Incumbents Roll to Victory
City voters re-elect five Council members over GOP-backed challengers in an unusually partisan election.
Knoxville voters on Tuesday rejected the Knox County Republican Party’s attempt to seize a majority on City Council and re-elected the five incumbents by convincing margins.
Each of the incumbents garnered 55-58 percent of the vote in Tuesday's election.
The incumbents each received 55-58 percent of the vote in a nominally nonpartisan election that featured a partisan-fueled record turnout. No challenger reached 45 percent of the vote.
The Knox County GOP succeeded in turning the election into a partisan affair, but a majority of Knoxville voters — as they have in recent state and federal elections — remained steadfastly blue.
“The people have spoken,” Vice Mayor Gwen McKenzie said. “The voice of reason has spoken. The people of Knoxville want to keep their elections nonpartisan.”
McKenzie handily defeated challenger Garrett Holt in the 6th District race, garnering 57.51 percent of the vote. The other incumbents reached similar numbers — Tommy Smith (1st District), 56.88 percent; Andrew Roberto (2nd District), 55.5 percent; Seema Singh (3rd District), 55.63 percent; and Lauren Rider (4th District), 55.66 percent.
"The community wants people who look at each decision and base their decisions on the merits,” Rider said at a post-election gathering of the incumbents at the rooftop bar of the Hyatt Place downtown. “The opposition ran on dog whistles. And that's not what we do."

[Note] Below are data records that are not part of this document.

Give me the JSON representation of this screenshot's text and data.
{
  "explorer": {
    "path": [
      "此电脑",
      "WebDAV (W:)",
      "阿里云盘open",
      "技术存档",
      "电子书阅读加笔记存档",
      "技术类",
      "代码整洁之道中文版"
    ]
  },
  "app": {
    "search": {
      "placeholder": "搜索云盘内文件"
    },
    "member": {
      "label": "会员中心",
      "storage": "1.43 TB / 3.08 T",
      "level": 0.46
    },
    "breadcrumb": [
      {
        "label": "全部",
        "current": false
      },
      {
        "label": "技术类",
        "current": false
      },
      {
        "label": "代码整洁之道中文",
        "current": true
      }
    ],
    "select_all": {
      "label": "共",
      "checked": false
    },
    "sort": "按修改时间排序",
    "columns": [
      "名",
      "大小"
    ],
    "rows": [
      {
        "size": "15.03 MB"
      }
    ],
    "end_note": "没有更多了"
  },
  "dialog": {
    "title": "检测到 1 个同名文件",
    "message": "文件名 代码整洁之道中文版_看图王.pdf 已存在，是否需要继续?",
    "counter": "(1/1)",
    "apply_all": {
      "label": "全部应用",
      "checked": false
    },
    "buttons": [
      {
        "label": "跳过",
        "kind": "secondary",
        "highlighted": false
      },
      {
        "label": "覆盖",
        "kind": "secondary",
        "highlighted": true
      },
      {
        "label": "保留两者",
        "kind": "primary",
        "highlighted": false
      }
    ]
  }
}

Newly elected Knox County GOP Chair Daniel Herrera made electing Republicans to City Council a priority in his first year. The five challengers — Holt, Elizabeth Murphy (1st District), Kim Smith (2nd District), Nick Ciparro (3rd District) and Jim Klonaris (4th District) — ran coordinated campaigns and hit the same talking points. They painted Knoxville as a crime-ridden city on the brink of economic collapse, and the GOP filled mailboxes with attack mailers painting the incumbents as radical socialists intent on ruining the city.
The incumbents, who ran independent campaigns and received support from the Knox County Democratic Party only in the election’s final weeks, said the negative strategy backfired.

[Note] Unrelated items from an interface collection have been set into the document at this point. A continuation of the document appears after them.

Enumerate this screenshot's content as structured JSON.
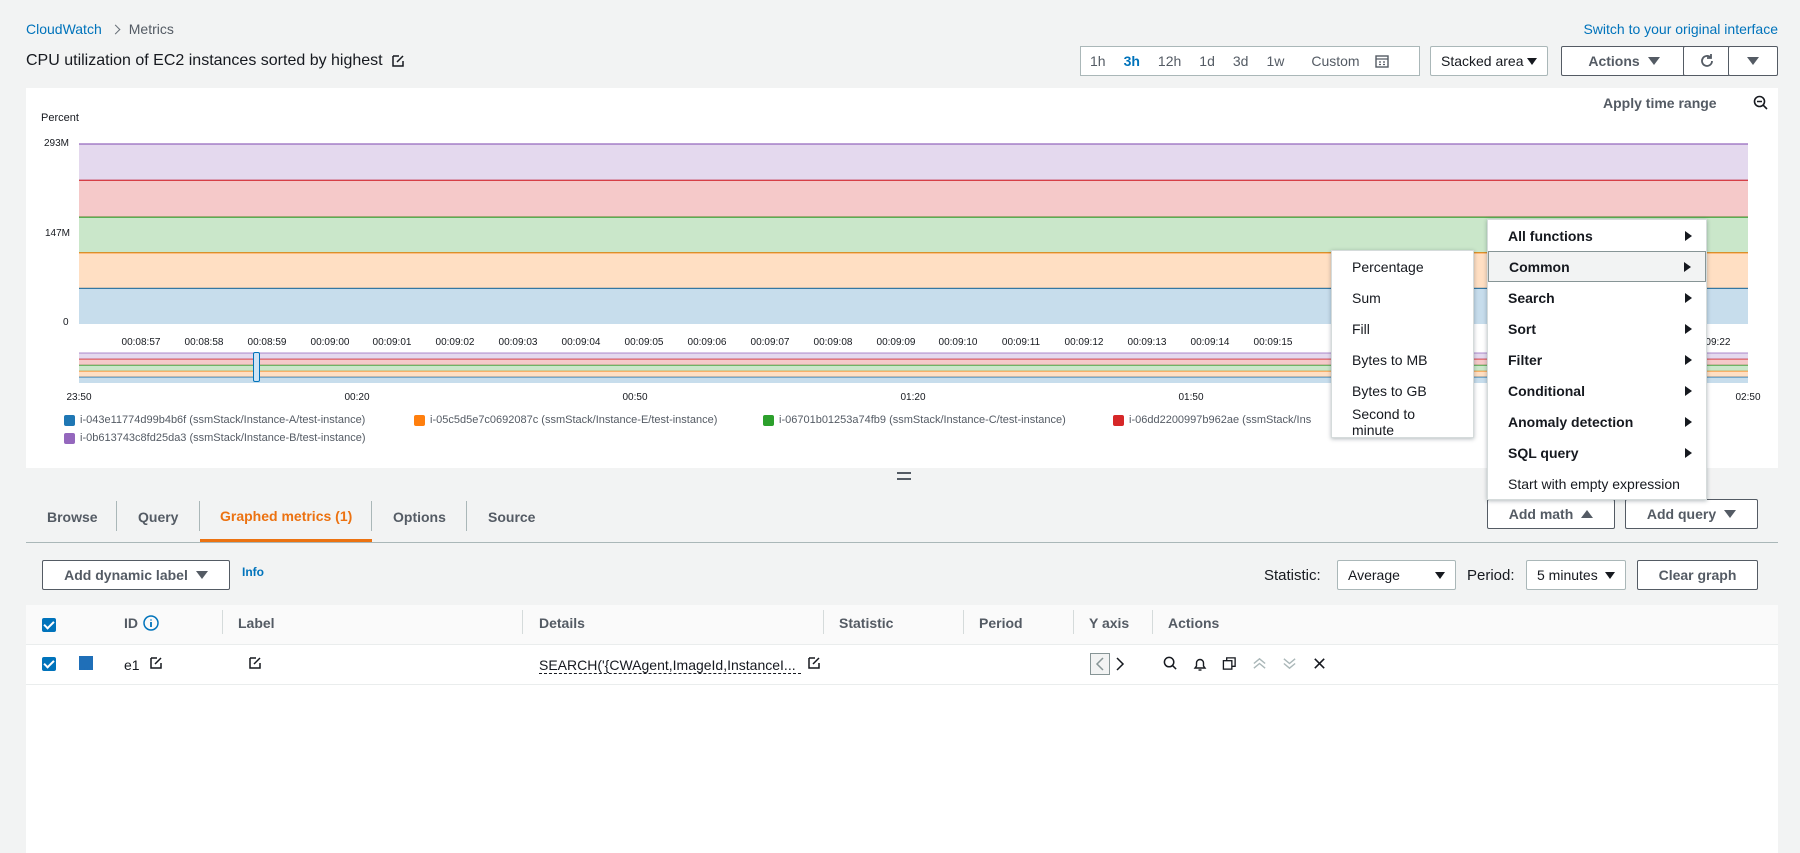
{
  "breadcrumb": {
    "root": "CloudWatch",
    "current": "Metrics"
  },
  "header": {
    "title": "CPU utilization of EC2 instances sorted by highest",
    "switch_link": "Switch to your original interface"
  },
  "time_ranges": [
    "1h",
    "3h",
    "12h",
    "1d",
    "3d",
    "1w"
  ],
  "time_selected": "3h",
  "custom_label": "Custom",
  "graph_type": "Stacked area",
  "actions_label": "Actions",
  "apply_time_range": "Apply time range",
  "chart_data": {
    "type": "area",
    "stacked": true,
    "ylabel": "Percent",
    "y_ticks": [
      "293M",
      "147M",
      "0"
    ],
    "ylim": [
      0,
      293
    ],
    "x_ticks": [
      "00:08:57",
      "00:08:58",
      "00:08:59",
      "00:09:00",
      "00:09:01",
      "00:09:02",
      "00:09:03",
      "00:09:04",
      "00:09:05",
      "00:09:06",
      "00:09:07",
      "00:09:08",
      "00:09:09",
      "00:09:10",
      "00:09:11",
      "00:09:12",
      "00:09:13",
      "00:09:14",
      "00:09:15",
      "00:09:22"
    ],
    "overview_ticks": [
      "23:50",
      "00:20",
      "00:50",
      "01:20",
      "01:50",
      "02:50"
    ],
    "series": [
      {
        "name": "i-043e11774d99b4b6f (ssmStack/Instance-A/test-instance)",
        "color": "#1f77b4",
        "value": 58
      },
      {
        "name": "i-05c5d5e7c0692087c (ssmStack/Instance-E/test-instance)",
        "color": "#ff7f0e",
        "value": 58
      },
      {
        "name": "i-06701b01253a74fb9 (ssmStack/Instance-C/test-instance)",
        "color": "#2ca02c",
        "value": 58
      },
      {
        "name": "i-06dd2200997b962ae (ssmStack/Ins",
        "color": "#d62728",
        "value": 60
      },
      {
        "name": "i-0b613743c8fd25da3 (ssmStack/Instance-B/test-instance)",
        "color": "#9467bd",
        "value": 59
      }
    ]
  },
  "math_menu": {
    "items": [
      {
        "label": "All functions",
        "submenu": true
      },
      {
        "label": "Common",
        "submenu": true,
        "active": true
      },
      {
        "label": "Search",
        "submenu": true
      },
      {
        "label": "Sort",
        "submenu": true
      },
      {
        "label": "Filter",
        "submenu": true
      },
      {
        "label": "Conditional",
        "submenu": true
      },
      {
        "label": "Anomaly detection",
        "submenu": true
      },
      {
        "label": "SQL query",
        "submenu": true
      },
      {
        "label": "Start with empty expression",
        "submenu": false
      }
    ],
    "common_submenu": [
      "Percentage",
      "Sum",
      "Fill",
      "Bytes to MB",
      "Bytes to GB",
      "Second to minute"
    ]
  },
  "tabs": [
    "Browse",
    "Query",
    "Graphed metrics (1)",
    "Options",
    "Source"
  ],
  "active_tab": "Graphed metrics (1)",
  "add_math": "Add math",
  "add_query": "Add query",
  "toolbar": {
    "dynamic_label": "Add dynamic label",
    "info": "Info",
    "statistic_label": "Statistic:",
    "statistic_value": "Average",
    "period_label": "Period:",
    "period_value": "5 minutes",
    "clear_graph": "Clear graph"
  },
  "table": {
    "headers": [
      "ID",
      "Label",
      "Details",
      "Statistic",
      "Period",
      "Y axis",
      "Actions"
    ],
    "rows": [
      {
        "id": "e1",
        "label": "",
        "details": "SEARCH('{CWAgent,ImageId,InstanceI...",
        "color": "#1f6fb8"
      }
    ]
  }
}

“It’s hard to look at this city and say it’s terrible,” Tommy Smith said. “It’s important for people to support problem solvers.”
Rider agreed. "People like what they've been seeing happening in Knoxville,” she said. “They like the parks and the improvements and new housing. They like the improvements to the bus lines."

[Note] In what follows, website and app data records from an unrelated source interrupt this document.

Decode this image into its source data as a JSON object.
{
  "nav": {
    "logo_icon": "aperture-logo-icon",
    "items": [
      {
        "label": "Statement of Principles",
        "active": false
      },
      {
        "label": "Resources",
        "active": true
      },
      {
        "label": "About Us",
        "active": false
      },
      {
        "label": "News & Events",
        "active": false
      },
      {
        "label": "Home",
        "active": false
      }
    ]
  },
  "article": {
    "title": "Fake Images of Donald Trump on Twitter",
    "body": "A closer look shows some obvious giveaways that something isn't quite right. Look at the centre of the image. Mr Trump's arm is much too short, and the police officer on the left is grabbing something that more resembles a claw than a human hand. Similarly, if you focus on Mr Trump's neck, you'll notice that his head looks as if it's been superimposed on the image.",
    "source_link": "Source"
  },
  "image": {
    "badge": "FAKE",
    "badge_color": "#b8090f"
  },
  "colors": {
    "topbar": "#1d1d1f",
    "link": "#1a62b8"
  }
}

At their post-election party at the Press Room, a North Knoxville venue owned by Klonaris, the challengers and Herrera were defiant in defeat.
“This is not the end of an election cycle; it’s the beginning of a movement,” Klonaris told supporters.
Herrera said negative campaigning didn’t hurt the GOP-backed candidates, adding that the Republicans had ignored city elections in the past. “Our biggest disadvantage was our starting point,” he said.
Erik Wiatr, a GOP consultant who helped run all five challengers’ campaigns, agreed. “We ran faster than them, but not fast enough with the starting point they had.”
Matt Shears, chair of the Knox County Democratic Party, countered that his party had never participated in city elections in the past. The only reason the local Democrats got involved this year, he said, was “to repudiate the lies and misinformation the GOP put in play.”
Shears said the incumbents had a broad spectrum of support from Democrats, Republicans and independents. Singh agreed, saying voters are more concerned with character and competence than party affiliation.
“So many Republicans voted for us because they were looking at a functional body that knows how to get things done, knows how to agree and how to disagree,” she said of the incumbents. “So I'm proud of my city."
The GOP effort did succeed in boosting voter turnout in a city election — a longstanding concern among those active in local politics. According to unofficial results from the Knox County Election Commission, 21,739 people voted in the general election, the most ever in a city election without a mayor’s race at the top of the ballot.
“Anytime more voters turn out, it’s good for everybody,” Herrera said.
The people of Knoxville should be prepared for another partisan-themed election in two years, he said. “This is just the beginning,” Herrera vowed. “We are going to bring it again next time.”
Shears, his Democratic counterpart, noted that the increased turnout didn’t represent a change in the public’s attitudes toward city elections. “As much as they intended to make this partisan,” he said, “the people of Knoxville said, ‘No.’”
Tommy Smith said that’s because the people of Knoxville understand that local elections are about the circumstances people find themselves in on a daily basis, not ideology.
“Local government’s more about public service than politics,” he said. “This is about sidewalks, quality of life and neighbors.”